Students returning to NMU may have noticed a few changes to the landscape on campus due to recent construction.
Perhaps the most notable change has been the demolition of Carey Hall.
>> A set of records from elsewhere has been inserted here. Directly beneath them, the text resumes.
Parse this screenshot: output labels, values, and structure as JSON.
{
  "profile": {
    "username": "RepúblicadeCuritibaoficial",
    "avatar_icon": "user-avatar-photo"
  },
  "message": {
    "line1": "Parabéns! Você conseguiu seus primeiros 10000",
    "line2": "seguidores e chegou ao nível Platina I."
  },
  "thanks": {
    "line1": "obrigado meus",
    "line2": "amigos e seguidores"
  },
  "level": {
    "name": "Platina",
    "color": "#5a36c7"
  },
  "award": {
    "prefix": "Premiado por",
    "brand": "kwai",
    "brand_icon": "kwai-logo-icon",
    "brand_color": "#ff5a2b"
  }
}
The building, located next to Spooner Hall, was originally built to house students, then was converted to classrooms and office space.
According to Kathy Richards, associate vice president of engineering and planning/facilities, the building has been vacant since 2004.
“Multiple uses were considered to no avail for the facility,” Richards said. “The 2008 Campus Facilities Master Plan recommended the building’s demolition since no use could be identified.”
Richards said the decision to demolish the building became final in May 2012. The project took 10 weeks to finish.
“The site will return to green space with the possibility of a pavilion being constructed to host outdoor university activities in the future,” Richards said.
Richards was also able to give an update on the project to demolish Jamrich Hall and rebuild a new academic building.
According to Richards, construction of the new academic building, which will be located between the LRC and Hedgcock, will begin in April of 2013 and be completed in time for the Fall 2014 semester.
“The new academic building can more effectively and efficiently meet the university’s needs through less square footage resulting in lower construction, energy, operation, and maintenance costs,” Richards said.
During the construction of the new building, Jamrich will remain standing and classes will continue to be held in the building.
Once the construction is complete, classes will be transferred over to the new academic building and Jamrich will be demolished.
Also moving into the new academic building will be offices from the English, sociology and criminal justice departments.
After the completion of the new building, Gries Hall will also be demolished due to the facility’s age, inefficient design, location and maintenance needs, according to Richards.
“Demolishing Gries Hall will accomplish a number of goals for the university, including consolidating academic functions to the central core of campus,” Richards said.
Also new to campus is the power plant currently being built located on the corner of Wright Street and Sugarloaf Avenue.
The power plant, predicted to be finished in June 2013, will be far more efficient than the one currently being used.
“The new unite can generate about 16 percent of NMU’s electrical load…and generate approximately 57 percent of the maximum steam output of one of the [old] units, amounting to roughly 87 percent of the campus’s thermal needs,” Gisele Duehring said, associate director of facilities/planning.
The new plant is to run off of scrap wood, such as treetops, bark and wood chips from local suppliers who use untreated wood.
The old plant will still be in operation, which burns natural gas and uses fuel oil as a back-up.